[Extracted records]
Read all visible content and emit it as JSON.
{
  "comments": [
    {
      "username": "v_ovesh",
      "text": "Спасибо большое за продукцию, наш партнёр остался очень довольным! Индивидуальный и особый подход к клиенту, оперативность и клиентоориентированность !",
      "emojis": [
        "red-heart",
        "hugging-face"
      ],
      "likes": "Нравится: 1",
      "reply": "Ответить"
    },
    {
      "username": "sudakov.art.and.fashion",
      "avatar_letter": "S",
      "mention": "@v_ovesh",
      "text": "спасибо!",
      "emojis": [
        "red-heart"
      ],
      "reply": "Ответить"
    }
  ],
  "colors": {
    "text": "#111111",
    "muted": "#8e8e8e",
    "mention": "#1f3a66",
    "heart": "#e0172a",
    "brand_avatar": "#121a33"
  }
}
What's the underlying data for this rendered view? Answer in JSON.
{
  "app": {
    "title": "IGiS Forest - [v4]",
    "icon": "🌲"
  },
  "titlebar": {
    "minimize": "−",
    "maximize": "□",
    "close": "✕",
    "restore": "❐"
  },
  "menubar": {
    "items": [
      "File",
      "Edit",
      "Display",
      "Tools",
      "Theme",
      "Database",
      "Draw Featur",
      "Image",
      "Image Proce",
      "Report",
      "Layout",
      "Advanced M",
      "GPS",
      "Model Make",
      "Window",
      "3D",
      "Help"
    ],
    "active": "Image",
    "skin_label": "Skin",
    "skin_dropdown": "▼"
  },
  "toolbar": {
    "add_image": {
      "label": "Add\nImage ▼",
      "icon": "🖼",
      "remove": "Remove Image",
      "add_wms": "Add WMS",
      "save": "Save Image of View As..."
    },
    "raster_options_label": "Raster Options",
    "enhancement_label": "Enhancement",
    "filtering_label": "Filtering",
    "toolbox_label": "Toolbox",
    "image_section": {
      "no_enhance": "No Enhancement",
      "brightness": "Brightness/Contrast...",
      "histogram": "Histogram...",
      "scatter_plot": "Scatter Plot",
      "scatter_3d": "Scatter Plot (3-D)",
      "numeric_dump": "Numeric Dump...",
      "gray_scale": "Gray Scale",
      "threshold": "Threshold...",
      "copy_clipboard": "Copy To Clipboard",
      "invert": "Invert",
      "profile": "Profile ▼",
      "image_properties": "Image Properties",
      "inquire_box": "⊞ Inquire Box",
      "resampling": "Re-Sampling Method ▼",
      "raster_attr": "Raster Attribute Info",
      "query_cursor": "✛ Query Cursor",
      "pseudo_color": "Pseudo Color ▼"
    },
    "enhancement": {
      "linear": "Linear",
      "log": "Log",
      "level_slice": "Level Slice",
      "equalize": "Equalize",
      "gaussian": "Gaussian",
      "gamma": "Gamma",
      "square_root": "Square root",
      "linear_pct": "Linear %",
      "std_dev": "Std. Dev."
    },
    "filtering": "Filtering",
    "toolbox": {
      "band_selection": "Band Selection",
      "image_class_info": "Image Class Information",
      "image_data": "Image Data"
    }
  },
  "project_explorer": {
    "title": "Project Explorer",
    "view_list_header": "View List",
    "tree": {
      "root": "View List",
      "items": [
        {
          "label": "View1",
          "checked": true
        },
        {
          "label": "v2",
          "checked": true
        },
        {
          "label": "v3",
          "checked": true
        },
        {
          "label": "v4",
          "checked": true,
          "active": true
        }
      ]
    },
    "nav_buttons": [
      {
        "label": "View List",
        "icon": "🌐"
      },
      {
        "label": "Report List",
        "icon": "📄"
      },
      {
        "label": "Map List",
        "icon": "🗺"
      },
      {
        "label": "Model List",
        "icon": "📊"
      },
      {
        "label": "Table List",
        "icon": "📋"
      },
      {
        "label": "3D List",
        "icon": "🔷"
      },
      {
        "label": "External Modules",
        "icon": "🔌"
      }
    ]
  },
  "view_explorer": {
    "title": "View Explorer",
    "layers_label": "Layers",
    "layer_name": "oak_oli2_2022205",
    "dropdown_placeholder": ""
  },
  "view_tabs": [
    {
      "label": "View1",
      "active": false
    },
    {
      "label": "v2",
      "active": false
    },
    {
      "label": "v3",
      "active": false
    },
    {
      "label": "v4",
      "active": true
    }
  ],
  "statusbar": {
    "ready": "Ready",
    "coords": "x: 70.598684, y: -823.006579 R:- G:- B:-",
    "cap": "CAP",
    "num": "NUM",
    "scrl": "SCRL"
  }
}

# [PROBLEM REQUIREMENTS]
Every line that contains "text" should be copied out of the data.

# [SOLUTION]
      "text": "Спасибо большое за продукцию, наш партнёр остался очень довольным! Индивидуальный и особый подход к клиенту, оперативность и клиентоориентированность !",
      "text": "спасибо!",
    "text": "#111111",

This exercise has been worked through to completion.